Friday, January 8, 2016

Support for Co-Naming Lymon Place "Elmo Hope Way"

Dear District Manager Dudley
As founder and director of the Bronx African American History Project, I would like to offer my enthusiastic support for efforts to co-name Lymon Place, "Elmo Hope Way." This is an important part of the BAAHP's efforts to have the jazz history of Morrisania commemorated so that a new generation of Bronx residents can understand an important portion of their borough's musical history.
Elmo Hope was a brilliant jazz pianist and composer, a leader within the "Hard Bop" jazz tradition, who spent many of his most creative years as a resident of Lymon Place. One of the people we interviewed for the Bronx African American History Project, Jacqueline ("Jackie") Bonneau Smith, talked with great passion about the hours she spent at Elmo Hope's apartment on Lymon place watching him jam with her uncle, Thelonious Monk. She also described Elmo Hope's encouragement as an important influence on her own decision to become a musician and composer
Elmo Hope played with some of the great musicians of his era, among them Thelonious Monk, Bud Powell, and Lou Donaldson, and his recordings are prized by jazz historians and jazz afficianados. We feature his song "Hot Sauce" on the "Music of the Bronx" CD we play at Bronx African American History Project lectures and tours.
I look forward to this great musician being commemorated with a street renaming as has been done for Maxine Sullivan and Henry "Red" Allen.
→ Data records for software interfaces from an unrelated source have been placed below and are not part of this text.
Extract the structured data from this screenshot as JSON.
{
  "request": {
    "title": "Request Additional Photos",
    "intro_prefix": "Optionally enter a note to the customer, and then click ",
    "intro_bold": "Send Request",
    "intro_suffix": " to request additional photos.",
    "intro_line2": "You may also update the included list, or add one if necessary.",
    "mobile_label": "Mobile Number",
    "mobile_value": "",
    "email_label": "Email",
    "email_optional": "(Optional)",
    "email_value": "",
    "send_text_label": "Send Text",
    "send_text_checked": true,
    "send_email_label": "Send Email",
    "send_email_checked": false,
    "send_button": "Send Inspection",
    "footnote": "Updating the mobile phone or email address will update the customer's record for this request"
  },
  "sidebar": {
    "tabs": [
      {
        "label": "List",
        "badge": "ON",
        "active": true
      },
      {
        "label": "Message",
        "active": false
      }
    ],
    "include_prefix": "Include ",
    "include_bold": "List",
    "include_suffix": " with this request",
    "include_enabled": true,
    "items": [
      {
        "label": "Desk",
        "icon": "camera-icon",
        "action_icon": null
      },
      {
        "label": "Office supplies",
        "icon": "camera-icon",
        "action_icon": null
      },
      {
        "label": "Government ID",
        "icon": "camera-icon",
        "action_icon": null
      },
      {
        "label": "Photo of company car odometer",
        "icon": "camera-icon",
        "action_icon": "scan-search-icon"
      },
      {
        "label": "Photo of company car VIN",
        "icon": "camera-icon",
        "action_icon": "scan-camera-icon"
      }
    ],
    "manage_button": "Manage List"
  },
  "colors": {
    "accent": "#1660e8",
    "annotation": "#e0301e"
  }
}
It is deeply gratifying for us to see the Bronx African American History Project's research on Bronx Jazz History be transformed into living reminders of a great tradition.
Dr Mark Naison
Professor of African American Studies and History
Fordham University
Founder and Director, Bronx African American History Project